*** Block opens ***

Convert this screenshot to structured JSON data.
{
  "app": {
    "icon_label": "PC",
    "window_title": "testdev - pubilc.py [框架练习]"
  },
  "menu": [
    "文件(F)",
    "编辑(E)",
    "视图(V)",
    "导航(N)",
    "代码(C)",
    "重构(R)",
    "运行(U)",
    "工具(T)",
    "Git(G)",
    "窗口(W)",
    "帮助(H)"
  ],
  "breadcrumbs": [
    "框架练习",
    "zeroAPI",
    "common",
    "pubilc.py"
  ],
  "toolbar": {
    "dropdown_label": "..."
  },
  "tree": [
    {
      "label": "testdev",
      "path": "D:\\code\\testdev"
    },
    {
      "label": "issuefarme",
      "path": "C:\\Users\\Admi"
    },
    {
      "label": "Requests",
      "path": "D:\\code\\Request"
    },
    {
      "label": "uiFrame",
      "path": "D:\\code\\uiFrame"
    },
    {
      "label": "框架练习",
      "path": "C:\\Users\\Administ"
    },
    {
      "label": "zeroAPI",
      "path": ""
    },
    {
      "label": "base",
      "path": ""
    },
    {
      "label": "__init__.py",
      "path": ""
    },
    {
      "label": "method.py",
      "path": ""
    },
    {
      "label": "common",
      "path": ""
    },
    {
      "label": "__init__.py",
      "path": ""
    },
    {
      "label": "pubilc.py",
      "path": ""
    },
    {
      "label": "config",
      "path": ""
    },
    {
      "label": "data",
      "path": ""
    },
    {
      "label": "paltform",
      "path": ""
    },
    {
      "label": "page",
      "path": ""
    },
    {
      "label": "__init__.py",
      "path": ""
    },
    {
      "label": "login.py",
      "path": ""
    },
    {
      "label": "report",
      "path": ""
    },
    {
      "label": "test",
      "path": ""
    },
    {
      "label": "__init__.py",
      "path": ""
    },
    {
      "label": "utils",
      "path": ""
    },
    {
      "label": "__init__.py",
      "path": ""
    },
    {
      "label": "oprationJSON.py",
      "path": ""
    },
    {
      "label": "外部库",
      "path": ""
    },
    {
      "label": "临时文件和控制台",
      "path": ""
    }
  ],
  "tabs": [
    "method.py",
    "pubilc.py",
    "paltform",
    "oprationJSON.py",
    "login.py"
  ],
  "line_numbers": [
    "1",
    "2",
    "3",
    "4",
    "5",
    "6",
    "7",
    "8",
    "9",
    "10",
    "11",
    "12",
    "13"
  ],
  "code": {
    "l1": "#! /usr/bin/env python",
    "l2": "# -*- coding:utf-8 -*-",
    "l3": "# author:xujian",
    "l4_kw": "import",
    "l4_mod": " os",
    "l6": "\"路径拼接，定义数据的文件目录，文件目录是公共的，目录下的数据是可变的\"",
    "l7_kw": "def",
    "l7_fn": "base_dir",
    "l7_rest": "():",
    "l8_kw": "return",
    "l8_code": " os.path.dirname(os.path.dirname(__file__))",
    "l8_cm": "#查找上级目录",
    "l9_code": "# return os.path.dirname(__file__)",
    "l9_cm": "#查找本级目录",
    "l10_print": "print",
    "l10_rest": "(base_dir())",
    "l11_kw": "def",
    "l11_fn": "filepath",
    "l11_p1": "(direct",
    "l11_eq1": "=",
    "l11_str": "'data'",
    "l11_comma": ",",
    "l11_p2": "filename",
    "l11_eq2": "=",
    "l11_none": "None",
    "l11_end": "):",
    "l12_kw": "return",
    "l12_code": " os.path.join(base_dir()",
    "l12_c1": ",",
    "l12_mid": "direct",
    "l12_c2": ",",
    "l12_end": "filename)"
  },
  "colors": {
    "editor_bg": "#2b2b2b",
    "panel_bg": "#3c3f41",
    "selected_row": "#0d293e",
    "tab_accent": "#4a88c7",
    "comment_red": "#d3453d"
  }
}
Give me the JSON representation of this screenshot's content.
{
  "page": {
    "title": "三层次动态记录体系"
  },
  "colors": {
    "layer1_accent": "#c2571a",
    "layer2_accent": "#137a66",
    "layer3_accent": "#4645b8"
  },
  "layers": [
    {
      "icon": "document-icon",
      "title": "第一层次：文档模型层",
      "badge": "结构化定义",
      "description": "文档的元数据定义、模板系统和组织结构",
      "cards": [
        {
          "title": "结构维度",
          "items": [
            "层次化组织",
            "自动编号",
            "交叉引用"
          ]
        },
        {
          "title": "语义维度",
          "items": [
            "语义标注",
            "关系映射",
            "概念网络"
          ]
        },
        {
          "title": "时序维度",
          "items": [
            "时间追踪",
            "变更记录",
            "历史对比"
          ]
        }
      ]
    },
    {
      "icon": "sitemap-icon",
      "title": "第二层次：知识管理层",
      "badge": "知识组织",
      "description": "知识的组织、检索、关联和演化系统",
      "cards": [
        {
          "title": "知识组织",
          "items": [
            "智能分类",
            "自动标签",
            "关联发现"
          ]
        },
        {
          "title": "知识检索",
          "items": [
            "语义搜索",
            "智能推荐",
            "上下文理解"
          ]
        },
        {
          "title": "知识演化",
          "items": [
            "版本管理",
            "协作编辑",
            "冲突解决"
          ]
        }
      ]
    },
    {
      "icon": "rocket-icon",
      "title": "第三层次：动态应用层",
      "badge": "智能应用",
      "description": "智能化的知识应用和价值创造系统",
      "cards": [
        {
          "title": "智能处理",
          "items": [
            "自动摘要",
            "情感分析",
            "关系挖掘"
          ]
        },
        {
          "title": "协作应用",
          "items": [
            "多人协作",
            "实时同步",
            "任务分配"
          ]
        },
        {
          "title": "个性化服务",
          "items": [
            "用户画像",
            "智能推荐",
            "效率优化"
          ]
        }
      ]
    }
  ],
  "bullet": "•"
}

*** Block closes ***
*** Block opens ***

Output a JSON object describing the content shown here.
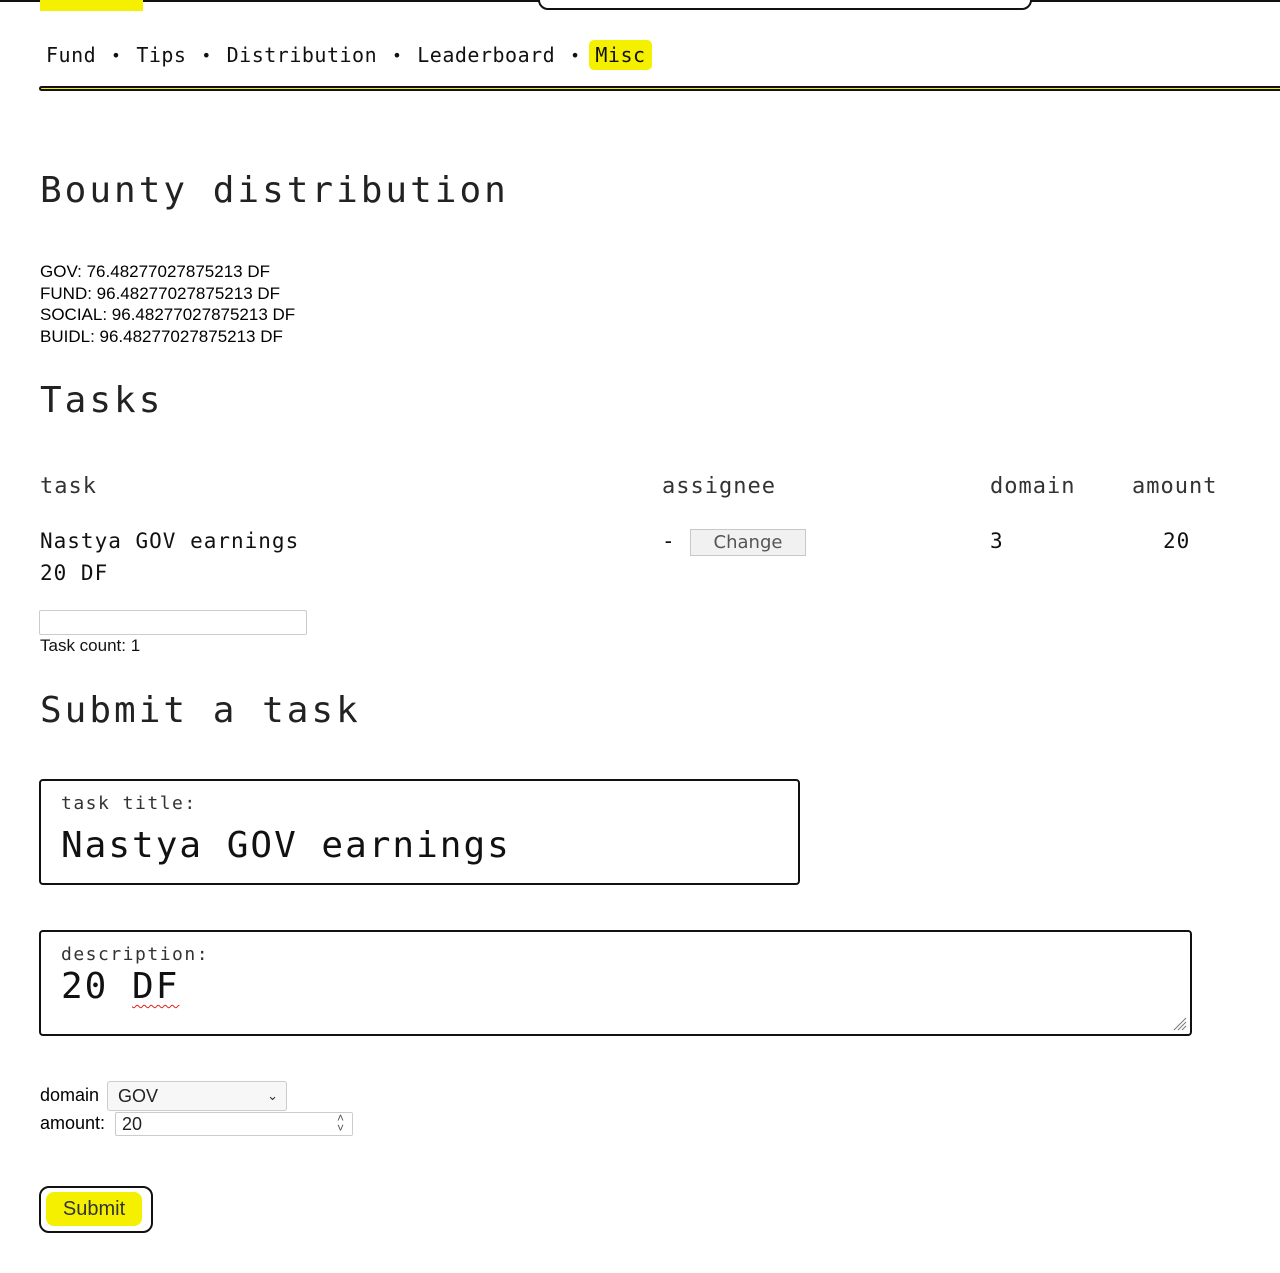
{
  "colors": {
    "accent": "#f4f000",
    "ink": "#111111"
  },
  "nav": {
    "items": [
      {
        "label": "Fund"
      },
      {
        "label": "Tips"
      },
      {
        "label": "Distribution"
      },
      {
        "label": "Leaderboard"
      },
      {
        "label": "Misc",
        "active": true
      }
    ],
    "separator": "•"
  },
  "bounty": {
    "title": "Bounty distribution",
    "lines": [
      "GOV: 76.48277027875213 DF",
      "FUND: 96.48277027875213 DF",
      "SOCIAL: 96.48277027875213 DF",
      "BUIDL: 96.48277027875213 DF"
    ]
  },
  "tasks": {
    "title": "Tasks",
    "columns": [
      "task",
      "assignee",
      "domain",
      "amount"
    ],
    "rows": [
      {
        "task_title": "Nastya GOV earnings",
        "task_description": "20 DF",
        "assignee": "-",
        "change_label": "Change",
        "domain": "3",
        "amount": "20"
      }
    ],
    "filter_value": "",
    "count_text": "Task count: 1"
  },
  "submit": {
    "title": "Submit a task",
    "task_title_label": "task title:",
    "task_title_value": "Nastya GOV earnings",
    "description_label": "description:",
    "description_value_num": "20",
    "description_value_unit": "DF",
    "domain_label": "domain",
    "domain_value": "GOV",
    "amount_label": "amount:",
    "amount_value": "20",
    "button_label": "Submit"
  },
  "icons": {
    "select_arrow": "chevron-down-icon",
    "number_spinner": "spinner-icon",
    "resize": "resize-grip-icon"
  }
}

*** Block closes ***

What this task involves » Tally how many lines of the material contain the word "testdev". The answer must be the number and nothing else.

Problem solution » 3